(Records from a collection)
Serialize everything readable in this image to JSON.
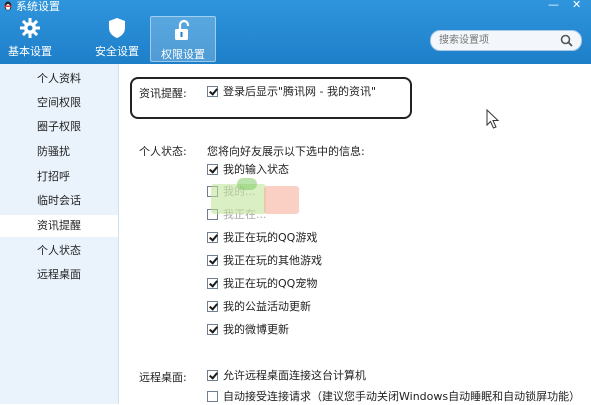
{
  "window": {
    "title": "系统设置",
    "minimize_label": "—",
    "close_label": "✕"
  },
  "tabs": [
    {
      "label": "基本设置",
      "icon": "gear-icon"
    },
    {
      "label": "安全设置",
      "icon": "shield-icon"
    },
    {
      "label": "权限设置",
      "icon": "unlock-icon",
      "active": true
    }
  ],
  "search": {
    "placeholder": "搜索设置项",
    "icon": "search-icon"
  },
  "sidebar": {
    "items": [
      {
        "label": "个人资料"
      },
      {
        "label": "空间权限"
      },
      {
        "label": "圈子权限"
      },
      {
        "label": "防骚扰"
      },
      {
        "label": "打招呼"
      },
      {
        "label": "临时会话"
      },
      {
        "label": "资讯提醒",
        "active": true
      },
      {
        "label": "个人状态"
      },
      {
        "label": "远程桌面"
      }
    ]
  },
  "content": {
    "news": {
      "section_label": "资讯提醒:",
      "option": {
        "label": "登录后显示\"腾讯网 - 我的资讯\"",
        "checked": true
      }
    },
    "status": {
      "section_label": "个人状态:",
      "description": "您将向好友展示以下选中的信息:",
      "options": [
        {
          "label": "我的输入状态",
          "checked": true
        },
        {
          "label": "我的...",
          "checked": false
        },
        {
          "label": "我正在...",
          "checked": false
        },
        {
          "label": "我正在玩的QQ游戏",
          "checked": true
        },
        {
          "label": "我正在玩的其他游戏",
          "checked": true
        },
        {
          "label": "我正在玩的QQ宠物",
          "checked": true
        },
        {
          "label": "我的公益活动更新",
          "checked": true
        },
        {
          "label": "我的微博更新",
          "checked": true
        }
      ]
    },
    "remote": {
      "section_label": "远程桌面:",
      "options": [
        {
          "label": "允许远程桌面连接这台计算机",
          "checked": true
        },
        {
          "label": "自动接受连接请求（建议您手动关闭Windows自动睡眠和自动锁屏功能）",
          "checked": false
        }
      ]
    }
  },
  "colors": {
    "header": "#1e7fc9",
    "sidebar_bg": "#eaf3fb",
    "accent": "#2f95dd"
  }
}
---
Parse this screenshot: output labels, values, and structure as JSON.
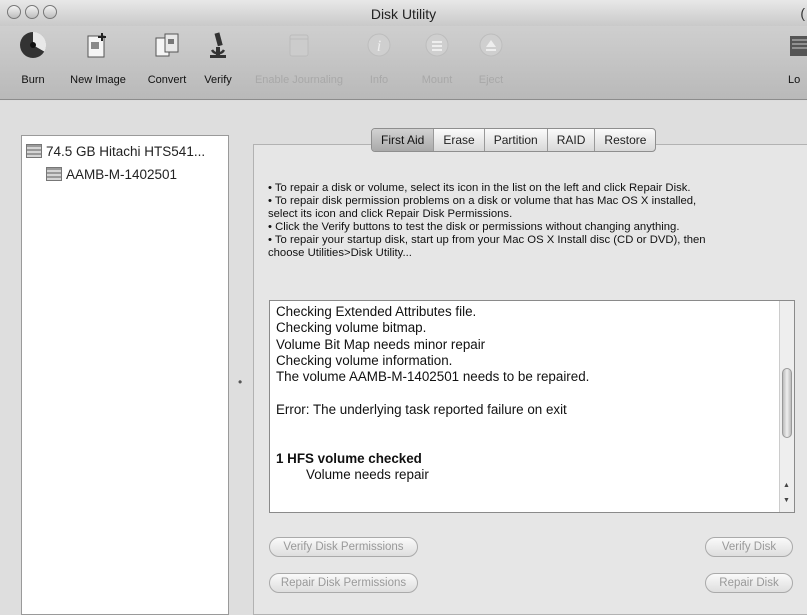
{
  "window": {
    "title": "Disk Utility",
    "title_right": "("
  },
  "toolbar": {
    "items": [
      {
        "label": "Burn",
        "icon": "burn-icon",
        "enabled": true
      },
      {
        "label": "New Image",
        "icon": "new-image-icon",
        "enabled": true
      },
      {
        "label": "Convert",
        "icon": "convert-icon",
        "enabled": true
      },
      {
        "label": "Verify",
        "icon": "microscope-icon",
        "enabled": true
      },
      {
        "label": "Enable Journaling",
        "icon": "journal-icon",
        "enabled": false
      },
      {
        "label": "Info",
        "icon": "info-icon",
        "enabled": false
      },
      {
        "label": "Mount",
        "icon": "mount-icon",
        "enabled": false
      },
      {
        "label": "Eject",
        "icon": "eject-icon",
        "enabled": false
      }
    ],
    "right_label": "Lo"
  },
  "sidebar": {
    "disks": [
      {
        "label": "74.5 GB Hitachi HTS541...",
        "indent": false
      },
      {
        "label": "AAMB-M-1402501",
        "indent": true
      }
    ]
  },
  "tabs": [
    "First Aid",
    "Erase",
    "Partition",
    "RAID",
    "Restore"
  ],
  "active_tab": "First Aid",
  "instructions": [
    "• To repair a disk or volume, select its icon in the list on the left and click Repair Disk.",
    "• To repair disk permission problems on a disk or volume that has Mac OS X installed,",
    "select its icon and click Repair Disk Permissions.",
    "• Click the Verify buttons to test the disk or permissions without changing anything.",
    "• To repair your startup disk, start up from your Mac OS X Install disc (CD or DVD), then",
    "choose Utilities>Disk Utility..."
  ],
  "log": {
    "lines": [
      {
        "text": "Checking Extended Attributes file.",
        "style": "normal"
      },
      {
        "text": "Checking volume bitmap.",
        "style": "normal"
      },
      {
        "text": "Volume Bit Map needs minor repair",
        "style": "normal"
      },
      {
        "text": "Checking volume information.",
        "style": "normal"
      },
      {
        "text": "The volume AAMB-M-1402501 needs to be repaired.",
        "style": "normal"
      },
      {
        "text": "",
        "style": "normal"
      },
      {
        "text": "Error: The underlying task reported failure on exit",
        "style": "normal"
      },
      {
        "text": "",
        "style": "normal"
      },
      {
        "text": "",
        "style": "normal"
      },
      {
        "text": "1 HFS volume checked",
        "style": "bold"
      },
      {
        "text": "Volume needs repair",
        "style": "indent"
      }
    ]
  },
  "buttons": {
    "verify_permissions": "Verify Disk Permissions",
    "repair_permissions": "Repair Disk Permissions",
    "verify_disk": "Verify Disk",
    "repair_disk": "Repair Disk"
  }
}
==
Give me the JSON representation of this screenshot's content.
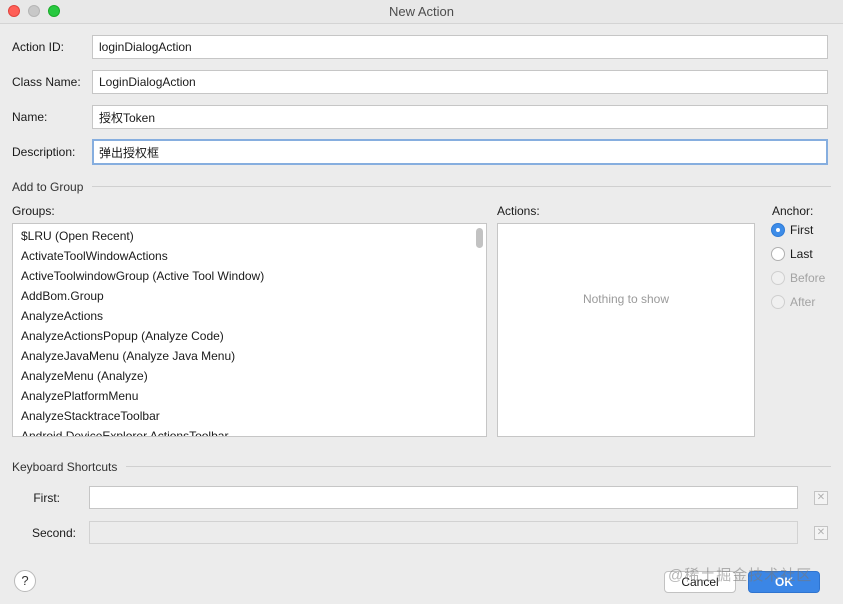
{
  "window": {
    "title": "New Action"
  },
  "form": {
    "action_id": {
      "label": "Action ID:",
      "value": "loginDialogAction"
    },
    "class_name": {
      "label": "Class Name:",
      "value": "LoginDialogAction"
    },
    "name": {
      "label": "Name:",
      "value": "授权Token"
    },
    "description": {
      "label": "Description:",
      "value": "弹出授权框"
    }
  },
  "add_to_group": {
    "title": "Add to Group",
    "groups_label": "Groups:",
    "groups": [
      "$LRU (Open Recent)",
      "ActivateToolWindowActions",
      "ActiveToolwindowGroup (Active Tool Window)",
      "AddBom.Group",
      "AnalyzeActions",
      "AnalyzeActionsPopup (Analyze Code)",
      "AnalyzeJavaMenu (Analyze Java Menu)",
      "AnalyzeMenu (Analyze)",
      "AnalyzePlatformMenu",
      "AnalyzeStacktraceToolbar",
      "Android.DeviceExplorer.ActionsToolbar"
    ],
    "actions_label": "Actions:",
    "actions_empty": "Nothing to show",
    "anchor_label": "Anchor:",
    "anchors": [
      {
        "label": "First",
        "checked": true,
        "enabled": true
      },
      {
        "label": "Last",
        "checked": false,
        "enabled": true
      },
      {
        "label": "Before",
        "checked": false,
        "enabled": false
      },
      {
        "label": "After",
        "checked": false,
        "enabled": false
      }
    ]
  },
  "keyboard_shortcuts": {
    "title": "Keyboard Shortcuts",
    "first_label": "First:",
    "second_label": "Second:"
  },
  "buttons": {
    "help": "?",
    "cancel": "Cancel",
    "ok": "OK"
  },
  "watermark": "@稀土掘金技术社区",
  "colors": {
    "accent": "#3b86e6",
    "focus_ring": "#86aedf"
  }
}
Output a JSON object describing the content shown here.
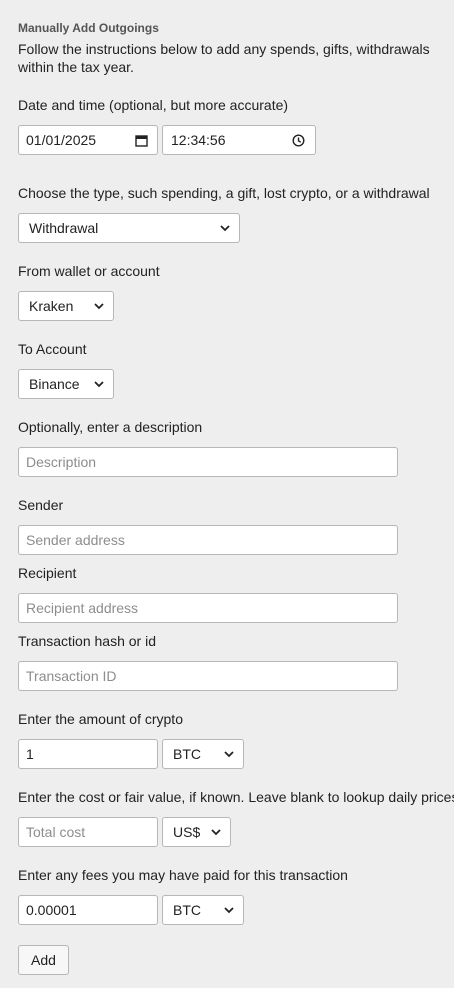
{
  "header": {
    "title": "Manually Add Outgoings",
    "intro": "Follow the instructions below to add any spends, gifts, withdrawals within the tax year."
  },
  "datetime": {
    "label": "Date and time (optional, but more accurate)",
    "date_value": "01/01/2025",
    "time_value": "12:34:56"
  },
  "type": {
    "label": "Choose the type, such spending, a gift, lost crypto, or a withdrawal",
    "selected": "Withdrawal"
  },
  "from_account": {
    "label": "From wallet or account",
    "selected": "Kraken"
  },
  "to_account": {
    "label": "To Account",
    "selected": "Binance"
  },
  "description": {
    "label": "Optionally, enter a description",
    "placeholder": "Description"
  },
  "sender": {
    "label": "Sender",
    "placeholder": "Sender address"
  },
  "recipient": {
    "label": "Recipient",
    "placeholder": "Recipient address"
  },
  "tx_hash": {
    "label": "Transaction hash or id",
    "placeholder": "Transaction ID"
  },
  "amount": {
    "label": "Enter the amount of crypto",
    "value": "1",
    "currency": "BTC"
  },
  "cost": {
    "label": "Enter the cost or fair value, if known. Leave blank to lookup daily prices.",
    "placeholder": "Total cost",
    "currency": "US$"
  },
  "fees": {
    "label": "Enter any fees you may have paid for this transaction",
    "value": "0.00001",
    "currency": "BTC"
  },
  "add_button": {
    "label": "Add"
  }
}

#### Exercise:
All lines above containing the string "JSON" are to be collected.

#### Reply:
Serialize everything readable in this image to JSON.
Parse this screenshot: output labels, values, and structure as JSON.
Give me the JSON representation of this screenshot's content.
Output a JSON object describing the content shown here.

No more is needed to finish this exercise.